But China's role is not restricted to the combat grounds. China, one of five powers with veto leverage at the United Nations Security Council, over the past six years tried to check the US-led West’s anti-Syrian resolutions and efforts at the UNSC in association with Russia.
Only in 2013, the US pressed for three resolutions at the UNSC, which sought to limit the access of the Syrian government to arms for fighting the terrorists across the country, were vetoed by China and Russia. To date, the Chinese and Russian governments have maintained their diplomatic, alongside military, backing to Damascus against the various Western intervention moves.
Legitimizing presence beside Russia
Expressing the interest to take part in upcoming Idlib assault against the terrorists from one aspect looks to be motivated by Beijing’s predictions about the future of field developments in the country.

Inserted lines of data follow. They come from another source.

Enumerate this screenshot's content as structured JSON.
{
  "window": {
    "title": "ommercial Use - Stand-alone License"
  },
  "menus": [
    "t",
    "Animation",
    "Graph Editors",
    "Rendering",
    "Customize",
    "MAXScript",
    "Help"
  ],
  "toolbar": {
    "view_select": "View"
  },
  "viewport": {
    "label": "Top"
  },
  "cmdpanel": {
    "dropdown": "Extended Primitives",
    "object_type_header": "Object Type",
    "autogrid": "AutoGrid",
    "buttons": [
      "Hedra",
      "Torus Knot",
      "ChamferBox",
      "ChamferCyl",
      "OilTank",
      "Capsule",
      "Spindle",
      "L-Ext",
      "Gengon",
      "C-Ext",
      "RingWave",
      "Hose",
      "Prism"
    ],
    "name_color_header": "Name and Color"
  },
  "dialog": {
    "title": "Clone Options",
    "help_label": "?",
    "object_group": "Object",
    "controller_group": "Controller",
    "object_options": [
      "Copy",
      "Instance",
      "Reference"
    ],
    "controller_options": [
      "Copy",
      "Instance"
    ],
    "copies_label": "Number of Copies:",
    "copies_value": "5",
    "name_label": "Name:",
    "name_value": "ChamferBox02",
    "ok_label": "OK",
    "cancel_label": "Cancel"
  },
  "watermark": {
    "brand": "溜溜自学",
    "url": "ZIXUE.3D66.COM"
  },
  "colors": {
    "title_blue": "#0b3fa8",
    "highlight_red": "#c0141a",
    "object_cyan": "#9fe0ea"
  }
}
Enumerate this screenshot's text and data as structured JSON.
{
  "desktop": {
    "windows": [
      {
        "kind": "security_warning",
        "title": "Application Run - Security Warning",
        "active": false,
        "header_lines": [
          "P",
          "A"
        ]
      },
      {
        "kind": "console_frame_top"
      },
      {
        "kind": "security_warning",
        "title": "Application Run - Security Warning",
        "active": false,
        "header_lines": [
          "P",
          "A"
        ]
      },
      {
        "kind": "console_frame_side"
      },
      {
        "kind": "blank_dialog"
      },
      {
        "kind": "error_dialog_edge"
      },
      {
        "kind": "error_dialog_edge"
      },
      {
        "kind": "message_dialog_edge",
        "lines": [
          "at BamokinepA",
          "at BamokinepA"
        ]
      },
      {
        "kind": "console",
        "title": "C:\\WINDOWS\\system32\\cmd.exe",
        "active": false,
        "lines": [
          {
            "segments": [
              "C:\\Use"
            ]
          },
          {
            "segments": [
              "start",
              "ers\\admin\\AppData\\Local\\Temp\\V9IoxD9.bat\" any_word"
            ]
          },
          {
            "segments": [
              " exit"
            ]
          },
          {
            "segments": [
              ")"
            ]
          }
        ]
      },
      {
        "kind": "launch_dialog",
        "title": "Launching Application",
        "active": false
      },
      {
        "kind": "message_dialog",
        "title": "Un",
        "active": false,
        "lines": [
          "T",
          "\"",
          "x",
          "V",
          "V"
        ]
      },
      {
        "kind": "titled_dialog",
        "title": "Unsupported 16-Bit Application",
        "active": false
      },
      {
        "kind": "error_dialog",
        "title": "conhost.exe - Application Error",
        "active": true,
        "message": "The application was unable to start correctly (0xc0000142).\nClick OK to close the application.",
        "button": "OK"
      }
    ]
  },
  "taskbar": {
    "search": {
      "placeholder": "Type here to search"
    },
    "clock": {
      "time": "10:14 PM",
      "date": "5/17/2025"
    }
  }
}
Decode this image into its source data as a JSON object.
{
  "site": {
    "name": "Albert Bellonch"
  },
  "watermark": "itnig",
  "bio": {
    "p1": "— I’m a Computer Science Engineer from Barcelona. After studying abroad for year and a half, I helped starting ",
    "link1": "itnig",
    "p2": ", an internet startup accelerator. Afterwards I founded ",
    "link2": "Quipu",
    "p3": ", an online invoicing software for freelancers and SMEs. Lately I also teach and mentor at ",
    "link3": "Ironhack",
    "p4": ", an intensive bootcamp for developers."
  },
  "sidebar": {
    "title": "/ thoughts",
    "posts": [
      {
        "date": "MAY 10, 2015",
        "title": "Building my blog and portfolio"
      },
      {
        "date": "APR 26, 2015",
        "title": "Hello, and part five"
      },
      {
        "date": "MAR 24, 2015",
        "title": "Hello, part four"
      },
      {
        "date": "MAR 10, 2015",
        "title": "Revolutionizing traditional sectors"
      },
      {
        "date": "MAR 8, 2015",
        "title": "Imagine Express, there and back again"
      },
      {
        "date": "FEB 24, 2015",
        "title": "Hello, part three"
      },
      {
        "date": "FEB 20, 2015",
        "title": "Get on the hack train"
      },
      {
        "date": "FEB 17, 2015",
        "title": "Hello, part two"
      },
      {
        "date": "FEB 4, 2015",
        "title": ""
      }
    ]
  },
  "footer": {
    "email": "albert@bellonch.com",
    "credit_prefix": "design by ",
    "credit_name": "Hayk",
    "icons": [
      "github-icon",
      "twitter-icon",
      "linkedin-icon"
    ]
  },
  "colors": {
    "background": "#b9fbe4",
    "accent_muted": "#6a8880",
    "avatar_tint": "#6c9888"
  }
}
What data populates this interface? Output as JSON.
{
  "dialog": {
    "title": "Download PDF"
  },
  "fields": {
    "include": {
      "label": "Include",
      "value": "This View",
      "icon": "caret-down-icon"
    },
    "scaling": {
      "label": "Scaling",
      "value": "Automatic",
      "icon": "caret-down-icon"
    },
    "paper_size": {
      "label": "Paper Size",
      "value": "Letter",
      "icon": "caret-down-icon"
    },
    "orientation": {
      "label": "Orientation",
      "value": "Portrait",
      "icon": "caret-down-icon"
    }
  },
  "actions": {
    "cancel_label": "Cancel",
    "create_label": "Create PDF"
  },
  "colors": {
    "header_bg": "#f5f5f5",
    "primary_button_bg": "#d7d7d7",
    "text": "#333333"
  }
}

Now the Syrian army, aided by Russia, is getting ready to launch a major liberation operation in Idlib. Having in mind that the Western governments and media launched a propaganda campaign against Damascus each time the Syrian government was ready to make a major advance against the terrorists— for instance, in Aleppo or the south and Eastern Ghouta in the capital’s suburbs—, this time they will predictably do the same job in relation to Idlib operation. China coming on board in favor of the central government can tangibly ease the media and diplomatic pressures on the campaign, a situation that will shore up Idlib liberation international legitimacy.
China and Russia’s past cooperation at the UNSC marked the coalition between the two heavyweights in support of the Syrian government. Now, this alliance is expanding to cover the ground developments and Idlib operation.
Currently, vast tracts of Idlib territory is held by factions of al-Nusra Front, the Syrian branch of Al-Qaeda which is widely blacklisted as a terrorist group. The blacklisting is expected to buy considerable international validity to the possible involvement of China and Russia militarily in favor of Damascus campaign.
Prelude to involvement in reconstruction
Looking at the case from another dimension, the Chinese help offer to the Syrian administration can be seen as an effort to build a prelude to engage in the reconstruction of the conflict-hit nation. Beijing’s strategy has always revolved around the securing its economic interests using diplomacy and closeness to the countries. This strategy helped the Chinese leaders to gain sway in various parts of the world in a fierce competition against the US.
The welcomed Chinese entry to Syria's rehabilitation becomes significant against the uninvited entry of the US and other adversaries to the Syrian government to the rebuilding efforts. Once the US and other allies are cut from the list, other pro-Damascus actors, including Beijing, will find it a great opportunity to play a role in a post-war Syria.
For the Chinese leaders, participation in Syria's rebuilding will help with stronger presence and coalitions in the Levant and West Asia regions. This prospect is what encouraging China to join the prospective Syria rehabilitation projects.
Beijing flexes muscles to Washington
China’s presence in Syria in the form of military involvement in the Idlib or engagement in reconstruction process is aimed at, beside gaining a toehold, flexing the muscles for the rival US. West Asia, with its geopolitical position and being home to huge energy reserves that make it economically attractive, is one of the world’s key competition fields for the great powers. China strategically needs to expand its foothold in the region to unseat the US as an economic superpower. Moreover, amid intensifying trade war between the US and China, Beijing in response seeks to squeeze Washington in other areas, including Syria.